Buildings Insurance – What’s It Good For?

Buildings insurance – it’s not legally mandatory, but many homeowners should take it out. It differs from contents insurance in that it covers the actual building – usually from things like fire, flood and other forms of damage. Despite not being a legal requirement, many mortgage providers will require you to take out a policy.
man holding house

As we’ve stated before, home insurance usually comes in two forms: contents and buildings insurance. These types of cover are actually very different, but they do affect something very important: your household.

Buildings insurance – Just what is it?

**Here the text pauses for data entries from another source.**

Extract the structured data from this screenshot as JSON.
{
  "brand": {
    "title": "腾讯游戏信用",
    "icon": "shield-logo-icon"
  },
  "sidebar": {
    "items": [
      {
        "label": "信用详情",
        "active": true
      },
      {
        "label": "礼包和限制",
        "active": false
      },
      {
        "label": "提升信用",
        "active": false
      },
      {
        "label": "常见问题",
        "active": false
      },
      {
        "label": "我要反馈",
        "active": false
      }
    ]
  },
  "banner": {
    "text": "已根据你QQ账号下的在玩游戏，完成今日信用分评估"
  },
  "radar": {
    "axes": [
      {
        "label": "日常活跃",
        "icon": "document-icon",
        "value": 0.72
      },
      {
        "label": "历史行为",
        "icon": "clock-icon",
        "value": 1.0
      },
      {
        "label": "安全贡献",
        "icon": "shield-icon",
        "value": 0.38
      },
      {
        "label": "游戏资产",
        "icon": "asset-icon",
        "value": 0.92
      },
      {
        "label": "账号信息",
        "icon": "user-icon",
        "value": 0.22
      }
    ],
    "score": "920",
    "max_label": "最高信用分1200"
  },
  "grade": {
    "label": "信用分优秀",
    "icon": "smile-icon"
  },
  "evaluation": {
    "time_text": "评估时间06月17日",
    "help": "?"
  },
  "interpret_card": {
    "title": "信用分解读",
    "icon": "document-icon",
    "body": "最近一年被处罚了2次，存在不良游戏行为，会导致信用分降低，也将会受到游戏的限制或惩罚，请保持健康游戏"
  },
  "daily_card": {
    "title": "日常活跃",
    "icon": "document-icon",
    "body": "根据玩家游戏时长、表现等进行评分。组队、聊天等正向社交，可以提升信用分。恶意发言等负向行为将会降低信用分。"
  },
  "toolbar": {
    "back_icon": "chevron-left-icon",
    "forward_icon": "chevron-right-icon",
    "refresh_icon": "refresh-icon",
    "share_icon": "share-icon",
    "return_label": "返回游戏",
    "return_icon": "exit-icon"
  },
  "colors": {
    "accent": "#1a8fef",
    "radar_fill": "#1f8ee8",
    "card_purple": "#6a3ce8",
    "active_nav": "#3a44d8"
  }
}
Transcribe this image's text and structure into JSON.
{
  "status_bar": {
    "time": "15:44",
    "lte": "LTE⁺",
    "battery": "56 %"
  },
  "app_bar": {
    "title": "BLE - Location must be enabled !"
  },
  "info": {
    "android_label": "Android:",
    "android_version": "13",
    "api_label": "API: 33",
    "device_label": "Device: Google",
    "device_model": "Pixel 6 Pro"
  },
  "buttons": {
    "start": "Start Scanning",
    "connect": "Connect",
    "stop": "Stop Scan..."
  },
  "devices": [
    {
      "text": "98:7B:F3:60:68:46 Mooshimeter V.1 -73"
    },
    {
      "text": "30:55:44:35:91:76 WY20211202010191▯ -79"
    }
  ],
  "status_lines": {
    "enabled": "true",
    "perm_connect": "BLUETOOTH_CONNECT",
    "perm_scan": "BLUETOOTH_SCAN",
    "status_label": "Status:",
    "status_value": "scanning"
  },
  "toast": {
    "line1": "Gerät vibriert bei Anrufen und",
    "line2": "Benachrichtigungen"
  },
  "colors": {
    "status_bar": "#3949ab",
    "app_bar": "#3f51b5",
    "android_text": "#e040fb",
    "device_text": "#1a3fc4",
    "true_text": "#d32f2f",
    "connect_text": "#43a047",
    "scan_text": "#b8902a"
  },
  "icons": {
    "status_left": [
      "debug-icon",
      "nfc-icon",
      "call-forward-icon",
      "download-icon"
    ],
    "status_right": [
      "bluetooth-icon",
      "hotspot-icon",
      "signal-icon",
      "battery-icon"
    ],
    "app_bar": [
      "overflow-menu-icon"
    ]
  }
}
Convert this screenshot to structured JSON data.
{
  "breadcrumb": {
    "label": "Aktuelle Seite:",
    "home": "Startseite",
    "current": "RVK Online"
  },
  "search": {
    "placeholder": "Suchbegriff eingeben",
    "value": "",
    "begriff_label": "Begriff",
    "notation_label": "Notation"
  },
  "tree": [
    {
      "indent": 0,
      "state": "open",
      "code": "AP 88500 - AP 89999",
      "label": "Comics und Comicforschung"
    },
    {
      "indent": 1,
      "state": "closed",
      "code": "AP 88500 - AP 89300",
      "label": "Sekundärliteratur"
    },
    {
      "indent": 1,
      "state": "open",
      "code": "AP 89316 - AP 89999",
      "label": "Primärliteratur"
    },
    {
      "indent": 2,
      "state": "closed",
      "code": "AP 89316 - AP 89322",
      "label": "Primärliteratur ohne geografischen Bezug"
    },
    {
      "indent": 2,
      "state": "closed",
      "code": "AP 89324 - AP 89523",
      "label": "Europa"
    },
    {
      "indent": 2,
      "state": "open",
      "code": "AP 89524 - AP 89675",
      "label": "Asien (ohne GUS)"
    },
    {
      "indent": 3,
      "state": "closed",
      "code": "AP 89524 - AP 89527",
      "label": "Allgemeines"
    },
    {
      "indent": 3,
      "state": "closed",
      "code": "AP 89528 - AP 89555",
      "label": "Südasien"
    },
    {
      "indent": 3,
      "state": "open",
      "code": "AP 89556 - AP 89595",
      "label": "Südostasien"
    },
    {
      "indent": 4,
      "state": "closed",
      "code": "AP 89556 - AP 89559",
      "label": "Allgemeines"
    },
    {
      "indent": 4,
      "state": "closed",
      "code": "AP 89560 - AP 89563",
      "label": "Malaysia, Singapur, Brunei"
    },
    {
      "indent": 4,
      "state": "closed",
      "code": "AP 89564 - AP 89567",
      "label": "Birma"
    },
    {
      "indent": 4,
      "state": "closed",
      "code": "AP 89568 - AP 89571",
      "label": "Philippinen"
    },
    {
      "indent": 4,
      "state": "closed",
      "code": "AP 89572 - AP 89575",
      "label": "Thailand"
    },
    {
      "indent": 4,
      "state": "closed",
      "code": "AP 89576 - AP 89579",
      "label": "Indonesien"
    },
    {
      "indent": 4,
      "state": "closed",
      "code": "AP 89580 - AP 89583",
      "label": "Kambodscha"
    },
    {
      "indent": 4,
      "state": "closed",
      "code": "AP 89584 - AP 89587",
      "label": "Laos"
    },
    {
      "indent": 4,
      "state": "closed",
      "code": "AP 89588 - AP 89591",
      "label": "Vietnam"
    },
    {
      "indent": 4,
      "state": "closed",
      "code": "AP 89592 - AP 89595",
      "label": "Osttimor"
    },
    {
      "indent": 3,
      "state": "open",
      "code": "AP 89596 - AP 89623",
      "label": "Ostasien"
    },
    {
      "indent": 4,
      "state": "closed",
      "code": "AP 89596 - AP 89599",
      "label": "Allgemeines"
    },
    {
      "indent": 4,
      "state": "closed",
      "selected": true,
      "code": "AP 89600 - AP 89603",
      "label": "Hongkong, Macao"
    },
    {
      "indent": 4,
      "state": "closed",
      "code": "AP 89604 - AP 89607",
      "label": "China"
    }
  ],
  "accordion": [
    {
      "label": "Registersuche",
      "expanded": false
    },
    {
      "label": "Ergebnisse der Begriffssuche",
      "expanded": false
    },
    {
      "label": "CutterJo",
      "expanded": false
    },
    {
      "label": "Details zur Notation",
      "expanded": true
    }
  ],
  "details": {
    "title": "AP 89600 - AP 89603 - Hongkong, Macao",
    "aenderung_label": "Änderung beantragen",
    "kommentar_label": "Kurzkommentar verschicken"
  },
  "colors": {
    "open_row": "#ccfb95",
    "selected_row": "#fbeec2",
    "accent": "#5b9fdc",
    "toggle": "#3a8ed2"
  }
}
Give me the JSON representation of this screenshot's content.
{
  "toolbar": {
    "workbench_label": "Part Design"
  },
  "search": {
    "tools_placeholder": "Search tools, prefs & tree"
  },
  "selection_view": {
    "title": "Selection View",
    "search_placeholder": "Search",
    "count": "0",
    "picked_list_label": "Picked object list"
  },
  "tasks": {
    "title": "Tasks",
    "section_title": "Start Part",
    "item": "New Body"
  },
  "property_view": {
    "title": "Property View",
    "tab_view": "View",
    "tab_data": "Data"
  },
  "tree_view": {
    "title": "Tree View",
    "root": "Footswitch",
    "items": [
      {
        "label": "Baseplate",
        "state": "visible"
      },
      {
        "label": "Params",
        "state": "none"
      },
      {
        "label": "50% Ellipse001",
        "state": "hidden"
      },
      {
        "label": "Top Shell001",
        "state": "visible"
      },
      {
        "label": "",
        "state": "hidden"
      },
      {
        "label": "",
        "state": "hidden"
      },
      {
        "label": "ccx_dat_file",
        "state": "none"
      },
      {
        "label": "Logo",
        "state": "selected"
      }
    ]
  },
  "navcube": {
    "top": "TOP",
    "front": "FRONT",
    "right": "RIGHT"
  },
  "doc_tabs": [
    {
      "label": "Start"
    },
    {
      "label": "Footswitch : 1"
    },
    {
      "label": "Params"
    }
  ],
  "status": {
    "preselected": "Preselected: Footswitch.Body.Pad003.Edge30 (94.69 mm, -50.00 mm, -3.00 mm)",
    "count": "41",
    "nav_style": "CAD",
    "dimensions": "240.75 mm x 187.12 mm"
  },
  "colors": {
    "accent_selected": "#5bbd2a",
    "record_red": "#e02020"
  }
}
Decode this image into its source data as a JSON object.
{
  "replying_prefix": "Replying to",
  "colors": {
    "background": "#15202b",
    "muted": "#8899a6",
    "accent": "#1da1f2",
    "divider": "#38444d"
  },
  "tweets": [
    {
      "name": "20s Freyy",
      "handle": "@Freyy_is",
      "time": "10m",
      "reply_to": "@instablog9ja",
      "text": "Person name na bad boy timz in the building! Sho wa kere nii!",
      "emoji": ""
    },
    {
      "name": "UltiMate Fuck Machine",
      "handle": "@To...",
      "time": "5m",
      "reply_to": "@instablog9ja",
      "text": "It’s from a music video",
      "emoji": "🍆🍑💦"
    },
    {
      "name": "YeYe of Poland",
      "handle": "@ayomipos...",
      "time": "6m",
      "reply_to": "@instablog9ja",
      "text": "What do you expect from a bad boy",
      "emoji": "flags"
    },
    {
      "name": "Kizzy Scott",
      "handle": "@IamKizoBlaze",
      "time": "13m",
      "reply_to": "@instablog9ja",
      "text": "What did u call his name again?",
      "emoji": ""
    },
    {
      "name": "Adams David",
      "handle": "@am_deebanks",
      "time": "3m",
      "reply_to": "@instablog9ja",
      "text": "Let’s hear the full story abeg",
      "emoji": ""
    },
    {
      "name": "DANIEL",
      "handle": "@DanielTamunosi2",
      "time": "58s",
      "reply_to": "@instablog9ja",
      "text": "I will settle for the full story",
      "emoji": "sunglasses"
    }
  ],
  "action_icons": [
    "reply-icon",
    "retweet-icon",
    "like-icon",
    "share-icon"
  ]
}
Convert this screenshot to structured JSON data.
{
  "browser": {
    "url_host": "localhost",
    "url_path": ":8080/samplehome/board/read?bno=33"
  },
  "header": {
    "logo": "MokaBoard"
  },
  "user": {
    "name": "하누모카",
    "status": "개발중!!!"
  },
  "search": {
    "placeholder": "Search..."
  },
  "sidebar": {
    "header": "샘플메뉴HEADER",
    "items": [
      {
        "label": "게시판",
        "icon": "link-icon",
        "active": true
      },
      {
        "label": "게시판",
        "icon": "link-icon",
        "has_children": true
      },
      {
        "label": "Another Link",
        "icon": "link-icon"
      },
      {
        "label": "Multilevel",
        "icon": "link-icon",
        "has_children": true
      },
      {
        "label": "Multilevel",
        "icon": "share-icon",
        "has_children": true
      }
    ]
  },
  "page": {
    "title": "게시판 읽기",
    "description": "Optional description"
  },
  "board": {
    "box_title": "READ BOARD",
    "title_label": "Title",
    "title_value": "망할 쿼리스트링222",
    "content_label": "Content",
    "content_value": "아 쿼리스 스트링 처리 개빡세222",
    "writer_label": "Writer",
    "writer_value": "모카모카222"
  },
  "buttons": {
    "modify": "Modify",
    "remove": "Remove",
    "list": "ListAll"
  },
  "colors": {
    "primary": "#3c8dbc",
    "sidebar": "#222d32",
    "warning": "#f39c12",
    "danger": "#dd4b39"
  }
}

Buildings insurance is a policy that focuses on protect damage done to your house’s structure. This includes windows, walls, floors and the roof. Fixtures and fittings that experience damage are also covered by buildings insurance. For example, if you’ve got a fitted bathroom/kitchen then your policy will likely pay for any repairs that need to be done due to damage.

The specifics – What buildings insurance covers

Essentially, your buildings insurance covers the cost of repairing (or even rebuilding) your home, should it be damaged. The specifics vary from one policy to the next. So, as a homeowner it is important to know exactly what sort of cover you want to get. In general, though, homeowners can claim the following:

  • Vandalism done to the house
  • Subsidence
  • Trees falling on your property
  • Explosions, fire, smoke
  • Collisions with lorries and cars
  • Water damage (from leaking pipes)
  • Oil, if it leaks from the heating system.
  • Damage from natural disasters (floods, storms)

Your buildings insurance policy may cover other structures around the home. These include things like outhouses, sheds, granny flats and outside walls.

So, what isn’t covered?

You cannot get cover for the general wear and tear that occurs. Again, exclusions can vary depending on the policy. Some example of exclusions include:

  • Frost (the exception being if it comes from a burst pipe)
  • Pests (birds, insects)
  • Leaking gutters

If your property is left empty for more than 30 or 60 days, you usually cannot claim from your buildings insurance policy.

NOTE: You can arrange cover with your provider if you let them know beforehand.

Who needs buildings insurance?

Anyone who either owns their own home or lets out a property should take out buildings cover policy. If you have a mortgage (which most homeowners do), its highly likely that your bank will make this a condition of the loan. Tenants don’t need to take out buildings insurance – this is the responsibility of the landlord (although in this case, specific cover known as landlord insurance exists).

Tenants renting a property from someone can cover themselves in a different way, however. There is a specific type of cover known as tenants’ insurance.

Buildings Insurance and Leasehold Flats

Those who own a leasehold flat may not need buildings insurance – there may already be a policy in place from landlord of the freehold. If you do have questions, make sure to ask a solicitor. Buildings cover may have to be arranged if you have organized to buy a share of the freehold from the landlord. While this is possible individually, it is often cheaper when you take out a block policy.